- Red Meat: Beef, pork, bison, lamb
- Poultry: Chicken and turkey
- Seafood: Salmon, tuna, cod
- Shellfish: Shrimp, lobster, crab, oysters
- Dairy Products: Milk, yogurt, cheese
- Legumes: Beans, lentils, chickpeas
- Soy Products: Tofu, tempeh, edamame
Sources of fat include:
- Oils: Olive oil, avocado oil, coconut oil
- Dairy Products: Milk, butter, cheese, yogurt
- Nuts and Seeds: Almonds, cashews, chia seeds, flax seeds
- Animal Fats: Fatty fish, red meat, fatty cuts of meat
Is water a macronutrient?
While not always considered one, water is technically classified as a macronutrient because it is required in large amounts, however, unlike carbohydrates, protein, and fat, water does not contain carbon or yield energy (4).
How are macronutrients different than micronutrients?
Macronutrients differ from micronutrients. While both are essential, macronutrients are required in larger amounts, and micronutrients are required in smaller amounts. Macronutrients include carbohydrates, protein, and fat, while micronutrients include vitamins and minerals such as calcium, magnesium, and vitamin D. Micronutrients do not provide calories.
What is the ideal macronutrient breakdown?
The number of macronutrients consumed relative to total daily calories is known as macronutrient breakdown or macronutrient split. The dietary guidelines for macronutrient ratio intakes, provided by the United States Department of Agriculture (USDA) and the Food and Nutrition Board of the Institutes of Medicine (IOM), are (5)(6):
- Carbohydrates: 45 – 65% of total daily calories
- Fats: 20 – 35% of total daily calories
- Proteins: 10 – 35% of total daily calories
The ranges are to be seen as general guidelines as personal needs vary based on sex, height, weight, activity level, age, goals, and other factors. If you are unsure of your personal needs, it is best to work with a registered dietitian, registered nutritionist, or professional health practitioner to determine optimal macronutrient intake for your personal health goals.
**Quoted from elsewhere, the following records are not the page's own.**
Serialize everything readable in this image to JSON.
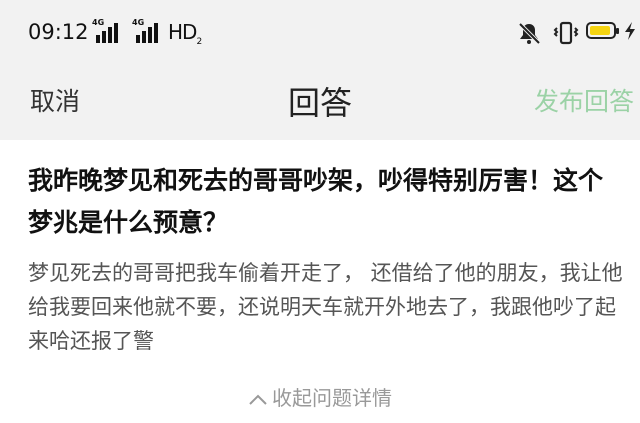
{
  "status_bar": {
    "time": "09:12",
    "signal_1_label": "4G",
    "signal_2_label": "4G",
    "hd_label": "HD",
    "hd_sub": "2",
    "battery_level": 0.85,
    "battery_color": "#f5d410"
  },
  "nav": {
    "cancel_label": "取消",
    "title": "回答",
    "publish_label": "发布回答",
    "publish_color": "#9bd2a6"
  },
  "question": {
    "title": "我昨晚梦见和死去的哥哥吵架，吵得特别厉害！这个梦兆是什么预意？",
    "detail": "梦见死去的哥哥把我车偷着开走了， 还借给了他的朋友，我让他给我要回来他就不要，还说明天车就开外地去了，我跟他吵了起来哈还报了警",
    "collapse_label": "收起问题详情"
  },
  "icons": [
    "mute-bell-icon",
    "vibrate-icon",
    "battery-icon",
    "charging-icon",
    "chevron-up-icon"
  ]
}
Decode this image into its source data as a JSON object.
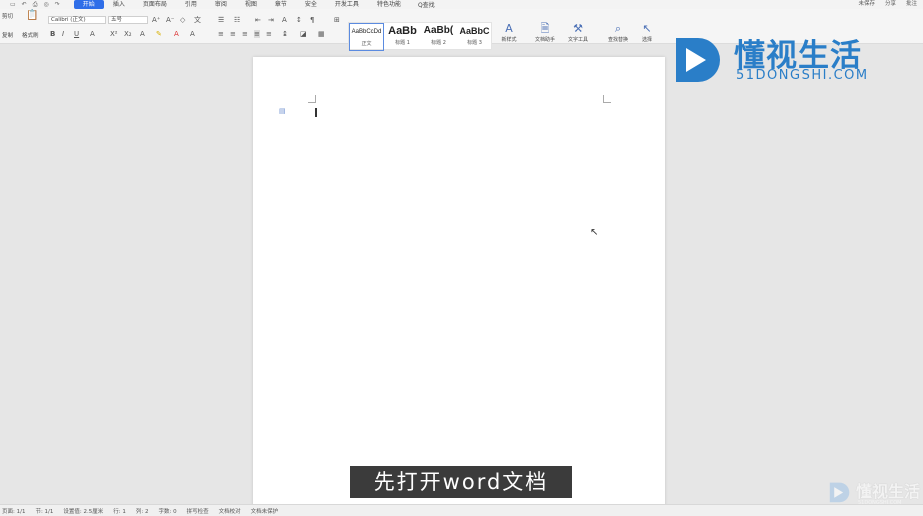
{
  "menu_tabs": [
    "开始",
    "插入",
    "页面布局",
    "引用",
    "审阅",
    "视图",
    "章节",
    "安全",
    "开发工具",
    "特色功能"
  ],
  "search_label": "Q查找",
  "top_right": [
    "未保存",
    "分享",
    "批注"
  ],
  "ribbon": {
    "cut": "剪切",
    "paste": "粘贴",
    "copy": "复制",
    "format_painter": "格式刷",
    "font_name": "Calibri (正文)",
    "font_size": "五号",
    "styles": [
      {
        "preview": "AaBbCcDd",
        "label": "正文"
      },
      {
        "preview": "AaBb",
        "label": "标题 1"
      },
      {
        "preview": "AaBb(",
        "label": "标题 2"
      },
      {
        "preview": "AaBbC",
        "label": "标题 3"
      }
    ],
    "new_style": "新样式",
    "doc_assistant": "文档助手",
    "text_tools": "文字工具",
    "find_replace": "查找替换",
    "select": "选择"
  },
  "status": [
    "页面: 1/1",
    "节: 1/1",
    "设置值: 2.5厘米",
    "行: 1",
    "列: 2",
    "字数: 0",
    "拼写检查",
    "文档校对",
    "文档未保护"
  ],
  "subtitle": "先打开word文档",
  "watermark": {
    "cn": "懂视生活",
    "en": "51DONGSHI.COM"
  },
  "watermark_small": {
    "cn": "懂视生活",
    "en": "51DONGSHI.COM"
  }
}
The Bottom Line
Macronutrients include carbohydrates, protein, and fat, they provide the body with energy and support essential functions. Primary sources of carbohydrates include whole grains, grain products, beans, and lentils; sources of protein include poultry, red meat, seafood, and tofu; and sources of fat include butter, oil, nuts, and seeds. The current dietary guidelines recommend that you consume 45-65% of total daily calories from carbohydrates, 20-35% from fat, and 10-35% from protein. By consuming balanced meals with a source of whole-food carbohydrates, protein, and fat at every meal you can help to ensure that you are consuming a balanced diet with all macronutrients.